## ABOUT THIS EXERCISE
Restate all the data word for word, leaving nothing out.

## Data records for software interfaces
● ● ● ● ●

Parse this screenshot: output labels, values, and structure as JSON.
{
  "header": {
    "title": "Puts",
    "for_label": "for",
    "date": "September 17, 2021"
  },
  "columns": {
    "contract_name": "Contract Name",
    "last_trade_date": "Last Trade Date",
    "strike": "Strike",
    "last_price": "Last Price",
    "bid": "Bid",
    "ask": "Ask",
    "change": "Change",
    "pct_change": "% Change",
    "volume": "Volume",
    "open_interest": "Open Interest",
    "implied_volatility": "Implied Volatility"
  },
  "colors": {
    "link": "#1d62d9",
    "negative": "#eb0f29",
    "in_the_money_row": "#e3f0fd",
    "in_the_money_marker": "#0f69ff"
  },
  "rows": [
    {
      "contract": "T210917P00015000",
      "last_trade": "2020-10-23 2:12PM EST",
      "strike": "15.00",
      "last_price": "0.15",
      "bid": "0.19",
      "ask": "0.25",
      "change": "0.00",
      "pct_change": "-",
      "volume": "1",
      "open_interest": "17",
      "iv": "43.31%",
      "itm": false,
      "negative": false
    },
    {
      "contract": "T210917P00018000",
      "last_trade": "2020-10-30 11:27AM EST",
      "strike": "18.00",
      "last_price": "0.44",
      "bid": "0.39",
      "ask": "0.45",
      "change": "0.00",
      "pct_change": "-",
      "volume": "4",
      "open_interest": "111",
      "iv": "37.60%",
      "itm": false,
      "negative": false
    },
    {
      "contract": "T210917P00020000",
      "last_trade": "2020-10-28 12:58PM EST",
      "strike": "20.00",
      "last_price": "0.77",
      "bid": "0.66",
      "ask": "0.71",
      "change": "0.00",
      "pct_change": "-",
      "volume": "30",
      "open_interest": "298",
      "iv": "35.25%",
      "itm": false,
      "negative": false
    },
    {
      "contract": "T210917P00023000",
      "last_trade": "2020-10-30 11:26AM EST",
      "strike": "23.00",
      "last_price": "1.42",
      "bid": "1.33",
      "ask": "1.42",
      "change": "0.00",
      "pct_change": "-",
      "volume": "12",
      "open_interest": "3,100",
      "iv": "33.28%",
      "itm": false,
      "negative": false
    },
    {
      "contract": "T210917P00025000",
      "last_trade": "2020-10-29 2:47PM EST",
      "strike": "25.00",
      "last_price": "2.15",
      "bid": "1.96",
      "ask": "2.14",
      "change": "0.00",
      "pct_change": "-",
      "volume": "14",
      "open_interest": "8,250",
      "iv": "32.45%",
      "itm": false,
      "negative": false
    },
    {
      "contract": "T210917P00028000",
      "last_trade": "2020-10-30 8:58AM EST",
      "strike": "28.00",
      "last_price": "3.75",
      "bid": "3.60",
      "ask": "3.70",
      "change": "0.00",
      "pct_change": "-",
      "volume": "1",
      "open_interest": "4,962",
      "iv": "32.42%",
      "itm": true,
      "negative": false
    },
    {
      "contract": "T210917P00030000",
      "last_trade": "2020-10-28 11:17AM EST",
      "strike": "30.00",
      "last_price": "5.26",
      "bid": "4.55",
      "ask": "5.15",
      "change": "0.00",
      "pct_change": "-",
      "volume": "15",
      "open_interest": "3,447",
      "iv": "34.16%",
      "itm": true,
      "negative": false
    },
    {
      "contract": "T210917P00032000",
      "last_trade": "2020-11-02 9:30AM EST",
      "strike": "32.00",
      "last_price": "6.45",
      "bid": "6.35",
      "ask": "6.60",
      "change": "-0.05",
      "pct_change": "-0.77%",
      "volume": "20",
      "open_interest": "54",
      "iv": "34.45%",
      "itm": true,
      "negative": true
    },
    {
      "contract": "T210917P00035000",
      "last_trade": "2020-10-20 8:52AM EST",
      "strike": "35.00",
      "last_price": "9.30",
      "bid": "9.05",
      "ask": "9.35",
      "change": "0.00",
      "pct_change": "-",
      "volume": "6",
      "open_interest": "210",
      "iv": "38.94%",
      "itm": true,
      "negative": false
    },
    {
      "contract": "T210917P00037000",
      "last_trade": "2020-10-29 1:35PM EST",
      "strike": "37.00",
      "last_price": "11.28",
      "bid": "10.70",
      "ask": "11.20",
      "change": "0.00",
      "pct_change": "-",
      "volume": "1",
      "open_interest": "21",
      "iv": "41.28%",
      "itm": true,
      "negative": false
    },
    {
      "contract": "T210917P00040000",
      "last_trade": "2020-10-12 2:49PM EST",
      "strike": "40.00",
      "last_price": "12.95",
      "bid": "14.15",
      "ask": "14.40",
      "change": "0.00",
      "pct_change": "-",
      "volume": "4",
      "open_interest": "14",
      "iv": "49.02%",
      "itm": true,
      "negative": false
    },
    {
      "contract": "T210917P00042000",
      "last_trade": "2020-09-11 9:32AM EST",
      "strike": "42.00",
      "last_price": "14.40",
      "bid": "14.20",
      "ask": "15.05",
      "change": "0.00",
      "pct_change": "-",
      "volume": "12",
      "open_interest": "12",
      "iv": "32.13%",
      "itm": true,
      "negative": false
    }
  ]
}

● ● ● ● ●

## OUTPUT FOR THIS TASK
Parse this screenshot: output labels, values, and structure as JSON.
{
  "header": {
    "title": "Puts",
    "for_label": "for",
    "date": "September 17, 2021"
  },
  "columns": {
    "contract_name": "Contract Name",
    "last_trade_date": "Last Trade Date",
    "strike": "Strike",
    "last_price": "Last Price",
    "bid": "Bid",
    "ask": "Ask",
    "change": "Change",
    "pct_change": "% Change",
    "volume": "Volume",
    "open_interest": "Open Interest",
    "implied_volatility": "Implied Volatility"
  },
  "colors": {
    "link": "#1d62d9",
    "negative": "#eb0f29",
    "in_the_money_row": "#e3f0fd",
    "in_the_money_marker": "#0f69ff"
  },
  "rows": [
    {
      "contract": "T210917P00015000",
      "last_trade": "2020-10-23 2:12PM EST",
      "strike": "15.00",
      "last_price": "0.15",
      "bid": "0.19",
      "ask": "0.25",
      "change": "0.00",
      "pct_change": "-",
      "volume": "1",
      "open_interest": "17",
      "iv": "43.31%",
      "itm": false,
      "negative": false
    },
    {
      "contract": "T210917P00018000",
      "last_trade": "2020-10-30 11:27AM EST",
      "strike": "18.00",
      "last_price": "0.44",
      "bid": "0.39",
      "ask": "0.45",
      "change": "0.00",
      "pct_change": "-",
      "volume": "4",
      "open_interest": "111",
      "iv": "37.60%",
      "itm": false,
      "negative": false
    },
    {
      "contract": "T210917P00020000",
      "last_trade": "2020-10-28 12:58PM EST",
      "strike": "20.00",
      "last_price": "0.77",
      "bid": "0.66",
      "ask": "0.71",
      "change": "0.00",
      "pct_change": "-",
      "volume": "30",
      "open_interest": "298",
      "iv": "35.25%",
      "itm": false,
      "negative": false
    },
    {
      "contract": "T210917P00023000",
      "last_trade": "2020-10-30 11:26AM EST",
      "strike": "23.00",
      "last_price": "1.42",
      "bid": "1.33",
      "ask": "1.42",
      "change": "0.00",
      "pct_change": "-",
      "volume": "12",
      "open_interest": "3,100",
      "iv": "33.28%",
      "itm": false,
      "negative": false
    },
    {
      "contract": "T210917P00025000",
      "last_trade": "2020-10-29 2:47PM EST",
      "strike": "25.00",
      "last_price": "2.15",
      "bid": "1.96",
      "ask": "2.14",
      "change": "0.00",
      "pct_change": "-",
      "volume": "14",
      "open_interest": "8,250",
      "iv": "32.45%",
      "itm": false,
      "negative": false
    },
    {
      "contract": "T210917P00028000",
      "last_trade": "2020-10-30 8:58AM EST",
      "strike": "28.00",
      "last_price": "3.75",
      "bid": "3.60",
      "ask": "3.70",
      "change": "0.00",
      "pct_change": "-",
      "volume": "1",
      "open_interest": "4,962",
      "iv": "32.42%",
      "itm": true,
      "negative": false
    },
    {
      "contract": "T210917P00030000",
      "last_trade": "2020-10-28 11:17AM EST",
      "strike": "30.00",
      "last_price": "5.26",
      "bid": "4.55",
      "ask": "5.15",
      "change": "0.00",
      "pct_change": "-",
      "volume": "15",
      "open_interest": "3,447",
      "iv": "34.16%",
      "itm": true,
      "negative": false
    },
    {
      "contract": "T210917P00032000",
      "last_trade": "2020-11-02 9:30AM EST",
      "strike": "32.00",
      "last_price": "6.45",
      "bid": "6.35",
      "ask": "6.60",
      "change": "-0.05",
      "pct_change": "-0.77%",
      "volume": "20",
      "open_interest": "54",
      "iv": "34.45%",
      "itm": true,
      "negative": true
    },
    {
      "contract": "T210917P00035000",
      "last_trade": "2020-10-20 8:52AM EST",
      "strike": "35.00",
      "last_price": "9.30",
      "bid": "9.05",
      "ask": "9.35",
      "change": "0.00",
      "pct_change": "-",
      "volume": "6",
      "open_interest": "210",
      "iv": "38.94%",
      "itm": true,
      "negative": false
    },
    {
      "contract": "T210917P00037000",
      "last_trade": "2020-10-29 1:35PM EST",
      "strike": "37.00",
      "last_price": "11.28",
      "bid": "10.70",
      "ask": "11.20",
      "change": "0.00",
      "pct_change": "-",
      "volume": "1",
      "open_interest": "21",
      "iv": "41.28%",
      "itm": true,
      "negative": false
    },
    {
      "contract": "T210917P00040000",
      "last_trade": "2020-10-12 2:49PM EST",
      "strike": "40.00",
      "last_price": "12.95",
      "bid": "14.15",
      "ask": "14.40",
      "change": "0.00",
      "pct_change": "-",
      "volume": "4",
      "open_interest": "14",
      "iv": "49.02%",
      "itm": true,
      "negative": false
    },
    {
      "contract": "T210917P00042000",
      "last_trade": "2020-09-11 9:32AM EST",
      "strike": "42.00",
      "last_price": "14.40",
      "bid": "14.20",
      "ask": "15.05",
      "change": "0.00",
      "pct_change": "-",
      "volume": "12",
      "open_interest": "12",
      "iv": "32.13%",
      "itm": true,
      "negative": false
    }
  ]
}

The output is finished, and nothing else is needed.